What about Olga Tokarczuk?

The 57-year-old Polish writer, one of the 15 women to win the Nobel Prize since 1901, bagged the 2018 Man Booker International Prize for translated fiction with her ambitious novel on border-crossing, Flights. In the opening pages, the narrator looks back at the first trip across the fields as a child and coming across a river which looked enormous: “Standing there on the embankment…I realised that — in spite of all the risks involved — a thing in motion will always be better than a thing at rest; that change will always be a nobler thing than permanence….” Tokarczuk is driven by the attempt to contain a multitude of often contradictory perspectives into one whole, says the Nobel citation, and she has “a narrative imagination that with encyclopedic passion represents the crossing of boundaries as a form of life.” A trained psychologist, Tokarczuk made her debut as a fiction writer in 1993 with The Journey of the Book People , where the characters set off in search of a mysterious book in the Pyrenees.

Tokarczuk has courted controversy too. In 2015, her historical novel The Books of Jacob , which tells the story of a Jewish-born religious leader who leads fellow Jews to forced conversions to Catholicism in the 18th century, won her Poland’s highest book prize. But statements she made soon after — that Poland had “committed horrendous acts as colonizers, as a national majority that suppressed the minority…” — angered nationalists. Tokarczuk was branded a “targowiczanin” or traitor in Polish, and she had to be under protection of bodyguards for a while because of death threats.

How did the Nobel Laureates react?

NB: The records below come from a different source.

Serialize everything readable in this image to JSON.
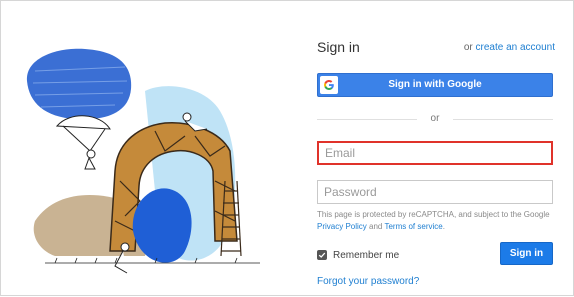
{
  "signin": {
    "title": "Sign in",
    "or_prefix": "or",
    "create_account": "create an account",
    "google_button": "Sign in with Google",
    "or_divider": "or",
    "email_placeholder": "Email",
    "password_placeholder": "Password",
    "recaptcha_prefix": "This page is protected by reCAPTCHA, and subject to the Google",
    "privacy_policy": "Privacy Policy",
    "recaptcha_and": "and",
    "terms_of_service": "Terms of service",
    "recaptcha_suffix": ".",
    "remember_me": "Remember me",
    "remember_checked": true,
    "signin_button": "Sign in",
    "forgot_password": "Forgot your password?"
  },
  "colors": {
    "primary_blue": "#1c7be8",
    "google_blue": "#3b82e8",
    "link_blue": "#1f7fd1",
    "error_red": "#e0322a"
  },
  "icons": {
    "google": "google-g-icon",
    "checkbox": "checkmark-icon"
  }
}
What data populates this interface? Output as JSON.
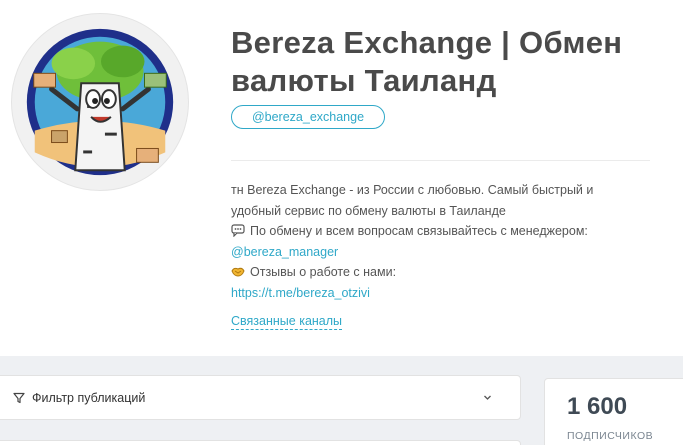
{
  "channel": {
    "title": "Bereza Exchange | Обмен валюты Таиланд",
    "username": "@bereza_exchange",
    "avatar_icon": "birch-tree-mascot-icon",
    "description": {
      "line1": "тн Bereza Exchange - из России с любовью. Самый быстрый и",
      "line2": "удобный сервис по обмену валюты в Таиланде",
      "line3": "По обмену и всем вопросам связывайтесь с менеджером:",
      "manager_link": "@bereza_manager",
      "line5": "Отзывы о работе с нами:",
      "reviews_link": "https://t.me/bereza_otzivi"
    },
    "related_channels_label": "Связанные каналы"
  },
  "filter": {
    "label": "Фильтр публикаций",
    "icon": "funnel-icon",
    "chevron_icon": "chevron-down-icon"
  },
  "stats": {
    "subscribers_value": "1 600",
    "subscribers_label": "ПОДПИСЧИКОВ"
  },
  "colors": {
    "accent": "#2fa8c8",
    "title": "#4a4a4a",
    "background": "#eef0f3"
  }
}
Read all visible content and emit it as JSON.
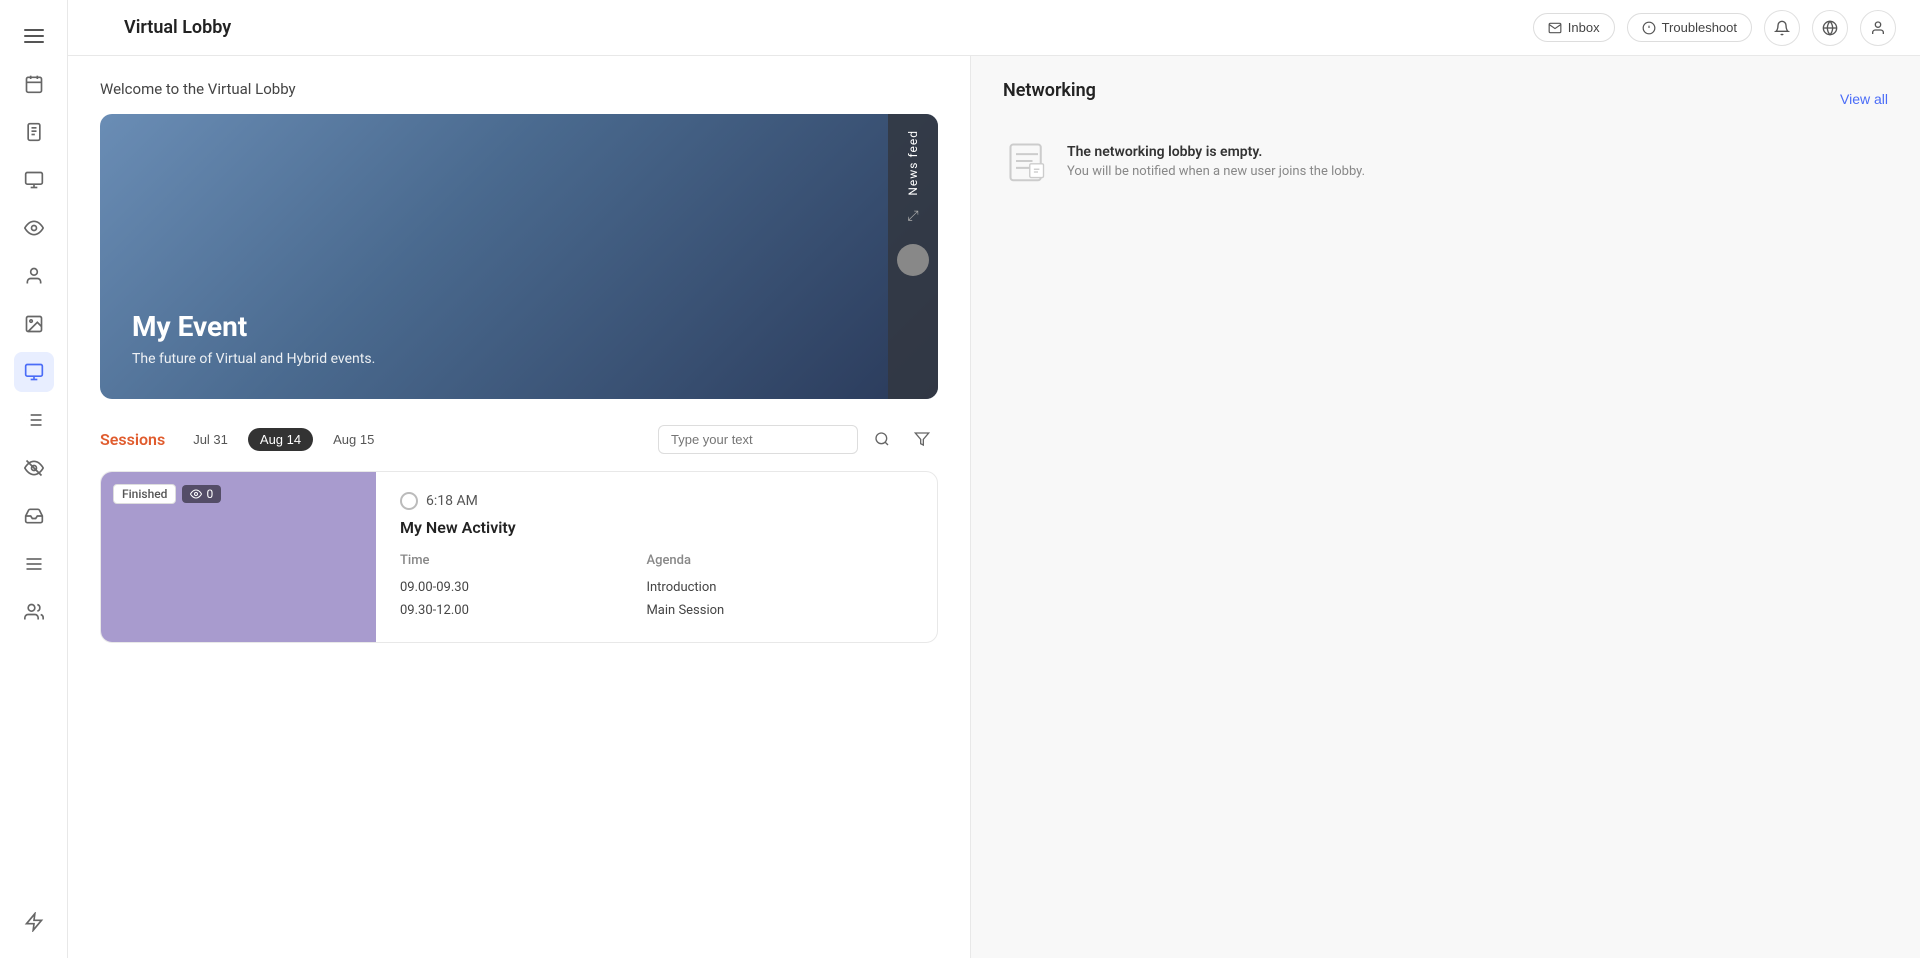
{
  "app": {
    "title": "Virtual Lobby"
  },
  "topbar": {
    "inbox_label": "Inbox",
    "troubleshoot_label": "Troubleshoot",
    "view_all_label": "View all"
  },
  "sidebar": {
    "items": [
      {
        "name": "menu",
        "icon": "☰"
      },
      {
        "name": "calendar",
        "icon": "📅"
      },
      {
        "name": "clipboard",
        "icon": "📋"
      },
      {
        "name": "monitor",
        "icon": "🖥"
      },
      {
        "name": "eye-alt",
        "icon": "👁"
      },
      {
        "name": "person",
        "icon": "👤"
      },
      {
        "name": "image",
        "icon": "🖼"
      },
      {
        "name": "screen",
        "icon": "📺"
      },
      {
        "name": "list-view",
        "icon": "📄"
      },
      {
        "name": "eye-dash",
        "icon": "👁"
      },
      {
        "name": "inbox-tray",
        "icon": "📥"
      },
      {
        "name": "lines",
        "icon": "☰"
      },
      {
        "name": "group",
        "icon": "👥"
      }
    ],
    "bottom_icon": "⚡"
  },
  "welcome": {
    "text": "Welcome to the Virtual Lobby"
  },
  "hero": {
    "event_name": "My Event",
    "event_tagline": "The future of Virtual and Hybrid events.",
    "news_feed_label": "News feed"
  },
  "sessions": {
    "title": "Sessions",
    "dates": [
      {
        "label": "Jul 31",
        "active": false
      },
      {
        "label": "Aug 14",
        "active": true
      },
      {
        "label": "Aug 15",
        "active": false
      }
    ],
    "search_placeholder": "Type your text",
    "card": {
      "badge_finished": "Finished",
      "badge_views": "0",
      "time": "6:18 AM",
      "name": "My New Activity",
      "agenda_headers": [
        "Time",
        "Agenda"
      ],
      "agenda_rows": [
        {
          "time": "09.00-09.30",
          "topic": "Introduction"
        },
        {
          "time": "09.30-12.00",
          "topic": "Main Session"
        }
      ]
    }
  },
  "networking": {
    "title": "Networking",
    "empty_title": "The networking lobby is empty.",
    "empty_subtitle": "You will be notified when a new user joins the lobby."
  }
}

With Polish elections due this Sunday, Tokarczuk told a press conference at Bielefeld in Germany that she wanted Poles to “vote in a right way for democracy”. Handke, who lives at Chaville outside Paris, admitted to reporters that he was surprised. “I was astonished, yes. It was very courageous by the Swedish Academy, this kind of decision.” He had told The New York Times in 2006 he no longer cared [for the top literary prize] because he thought it was “finished” for him after his “expressions about Yugoslavia.”

0 / 0
Sign in to unlock member-only benefits!
  • Access 10 free stories every month
  • Save stories to read later
  • Access to comment on every story
  • Sign-up/manage your newsletter subscriptions with a single click
  • Get notified by email for early access to discounts & offers on our products
Sign in


Comments have to be in English, and in full sentences. They cannot be abusive or personal. Please abide by our community guidelines for posting your comments.

We have migrated to a new commenting platform. If you are already a registered user of The Hindu and logged in, you may continue to engage with our articles. If you do not have an account please register and login to post comments. Users can access their older comments by logging into their accounts on Vuukle.